The Underground stations of Ladbroke Grove (Hammersmith & City Line), Holland Park (Central Line) and Notting Hill Gate (Central, Circle and District Lines) are all close at hand. There is also good road access to the M4, A4 and A40, providing quick routes to Heathrow Airport (approximately 40 minutes). Paddington Station is also nearby for the Heathrow Express, services to the west of England, and the new Crossrail (opening in 2018).
Please note that all areas, measurements and distances given in these particulars are approximate and rounded. The text, photographs and floor plans are for general guidance only. The Modern House has not tested any services, appliances or specific fittings — prospective purchasers are advised to inspect the property themselves. All fixtures, fittings and furniture not specifically itemised within these particulars are deemed removable by the vendor.

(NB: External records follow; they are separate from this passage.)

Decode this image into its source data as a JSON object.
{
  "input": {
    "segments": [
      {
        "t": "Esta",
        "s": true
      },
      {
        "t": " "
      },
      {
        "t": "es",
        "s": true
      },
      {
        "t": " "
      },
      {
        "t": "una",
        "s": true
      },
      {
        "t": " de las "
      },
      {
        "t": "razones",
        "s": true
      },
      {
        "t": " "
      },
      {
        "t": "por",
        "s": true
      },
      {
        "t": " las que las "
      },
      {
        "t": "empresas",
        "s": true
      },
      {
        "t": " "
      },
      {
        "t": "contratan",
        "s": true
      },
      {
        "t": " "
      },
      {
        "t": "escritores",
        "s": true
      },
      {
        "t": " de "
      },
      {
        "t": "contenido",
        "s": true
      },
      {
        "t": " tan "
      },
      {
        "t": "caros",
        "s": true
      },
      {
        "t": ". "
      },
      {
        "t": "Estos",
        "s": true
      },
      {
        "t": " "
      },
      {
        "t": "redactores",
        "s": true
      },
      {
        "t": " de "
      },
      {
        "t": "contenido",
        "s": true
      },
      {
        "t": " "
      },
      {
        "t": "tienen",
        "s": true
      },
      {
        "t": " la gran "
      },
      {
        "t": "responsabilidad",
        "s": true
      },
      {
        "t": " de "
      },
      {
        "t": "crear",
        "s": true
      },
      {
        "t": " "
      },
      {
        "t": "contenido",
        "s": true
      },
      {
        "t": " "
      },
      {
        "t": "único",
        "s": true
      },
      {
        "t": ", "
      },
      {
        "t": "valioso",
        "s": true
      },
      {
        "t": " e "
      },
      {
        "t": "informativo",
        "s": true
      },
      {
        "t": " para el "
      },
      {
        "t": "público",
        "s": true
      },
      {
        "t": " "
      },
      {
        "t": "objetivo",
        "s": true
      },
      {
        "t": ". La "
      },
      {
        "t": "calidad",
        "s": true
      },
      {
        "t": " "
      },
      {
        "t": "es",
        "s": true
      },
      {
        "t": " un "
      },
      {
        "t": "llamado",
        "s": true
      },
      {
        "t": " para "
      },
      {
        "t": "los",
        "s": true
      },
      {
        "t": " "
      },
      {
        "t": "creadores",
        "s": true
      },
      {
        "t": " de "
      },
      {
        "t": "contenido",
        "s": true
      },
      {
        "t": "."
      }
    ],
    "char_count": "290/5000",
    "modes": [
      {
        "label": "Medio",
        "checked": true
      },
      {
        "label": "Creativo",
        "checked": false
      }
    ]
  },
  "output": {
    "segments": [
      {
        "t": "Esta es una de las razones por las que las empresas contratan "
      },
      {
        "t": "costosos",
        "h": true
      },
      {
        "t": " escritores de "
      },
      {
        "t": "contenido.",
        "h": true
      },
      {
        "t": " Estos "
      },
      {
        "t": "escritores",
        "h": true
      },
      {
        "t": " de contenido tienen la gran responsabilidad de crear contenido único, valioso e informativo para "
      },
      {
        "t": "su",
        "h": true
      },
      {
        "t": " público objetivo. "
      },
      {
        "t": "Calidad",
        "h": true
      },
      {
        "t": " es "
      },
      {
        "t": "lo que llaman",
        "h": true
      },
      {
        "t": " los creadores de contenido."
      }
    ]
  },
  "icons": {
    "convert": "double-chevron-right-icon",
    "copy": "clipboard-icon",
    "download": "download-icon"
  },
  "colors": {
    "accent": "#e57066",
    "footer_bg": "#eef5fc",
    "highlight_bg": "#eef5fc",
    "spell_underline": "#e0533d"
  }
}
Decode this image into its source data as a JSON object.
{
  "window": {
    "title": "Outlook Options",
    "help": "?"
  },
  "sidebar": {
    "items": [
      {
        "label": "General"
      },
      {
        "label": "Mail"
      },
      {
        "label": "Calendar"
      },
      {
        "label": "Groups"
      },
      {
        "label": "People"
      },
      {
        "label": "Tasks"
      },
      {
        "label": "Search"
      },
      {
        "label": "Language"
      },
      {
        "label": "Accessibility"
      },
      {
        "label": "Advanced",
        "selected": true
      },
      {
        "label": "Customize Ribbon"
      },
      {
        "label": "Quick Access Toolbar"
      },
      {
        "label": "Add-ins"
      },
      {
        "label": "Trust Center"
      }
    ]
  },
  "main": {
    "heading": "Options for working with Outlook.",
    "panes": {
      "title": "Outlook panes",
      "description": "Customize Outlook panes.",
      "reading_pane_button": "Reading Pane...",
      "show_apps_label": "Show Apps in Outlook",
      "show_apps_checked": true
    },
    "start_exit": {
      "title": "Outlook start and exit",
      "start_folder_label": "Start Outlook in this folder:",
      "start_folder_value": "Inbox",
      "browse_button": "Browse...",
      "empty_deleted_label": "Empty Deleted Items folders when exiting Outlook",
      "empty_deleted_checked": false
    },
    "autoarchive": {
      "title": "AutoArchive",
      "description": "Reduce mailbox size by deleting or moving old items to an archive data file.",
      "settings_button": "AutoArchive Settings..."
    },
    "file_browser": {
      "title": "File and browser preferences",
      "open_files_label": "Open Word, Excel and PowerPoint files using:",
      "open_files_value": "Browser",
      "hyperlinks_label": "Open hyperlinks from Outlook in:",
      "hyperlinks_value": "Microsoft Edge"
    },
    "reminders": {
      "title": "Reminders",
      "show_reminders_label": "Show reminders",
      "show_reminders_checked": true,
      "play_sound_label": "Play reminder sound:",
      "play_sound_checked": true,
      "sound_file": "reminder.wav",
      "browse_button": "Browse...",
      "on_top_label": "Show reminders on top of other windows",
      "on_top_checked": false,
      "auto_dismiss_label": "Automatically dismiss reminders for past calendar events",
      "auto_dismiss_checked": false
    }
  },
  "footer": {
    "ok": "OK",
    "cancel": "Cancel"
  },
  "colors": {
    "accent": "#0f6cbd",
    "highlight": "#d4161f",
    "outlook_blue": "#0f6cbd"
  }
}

The crisp white houses on Lansdowne Crescent were built between 1860 – 1862 by the Wyatt family, a prominent architectural firm at the time. The gap between numbers 28 and 29 had existed since the houses were built, and though no-one seems to know the purpose of the gap, it is thought to have been intended for an entrance stair to access the communal gardens behind the crescent.
Narrower than the neighbouring houses, each with a frontage of around 22 feet, the gap between 28 and 29 was a mere 13 feet and 2 inches. To maximise the space between the houses, the exposed party walls on either side were left bare.
The site was identified by the architect and his family whilst dropping their children off at the local Montessori school. It had belonged to an interior designer called Roland Whiteside, who had bought the site after purchasing the neighbouring house (number 29) and gained outline planning permission in 1963 for a ‘dwelling house comprising a basement, ground and three upper floors with a built-in garage’, with provisos and about height, massing and materials, amongst other matters.
Once the site was acquired, Jeremy Lever began sketching designs and building bolsa wood models for the proposed house. Lever’s first designs (one of which is pictured here) were rather cautiously made, keeping to the traditional terrace formula of a stair to one side with two rooms on each floor, referred to historically as a ‘one pair floor’.
The Lever family soon decided that, despite all the traditional advantages, they did not want the standard terrace house layout. After a tentative beginning, there was a strong desire to move away from the traditional vernacular of the houses on the crescent, and view the infill house as a ‘hinge’ between the houses on each side that fan out in a mirror image of one another. It soon was clear that the design of the front elevation should be a well-mannered ‘mask’ but definitely not a reduced facsimile of the 1860s houses of the crescent, while the rear elevation would be as freely designed as possible.
The greatest challenge was a dimensional one, with a width of only 13 feet and 2 inches tapering by 6 inches towards the top as the neighbouring houses lean inwards over time. The breakthrough in Lever’s design came with the realisation that working with multi levels offered a scope for a more imaginative solution and a way of achieving the maximum internal and external space. The overall result, after much calculation and difficulty, was a building with six storeys at the front and seven storeys at the back. Or, as Lever liked to describe it, the model had two and a half floors at the top and two and a half floors at the bottom, with an intermediate floor that is split level and double in height.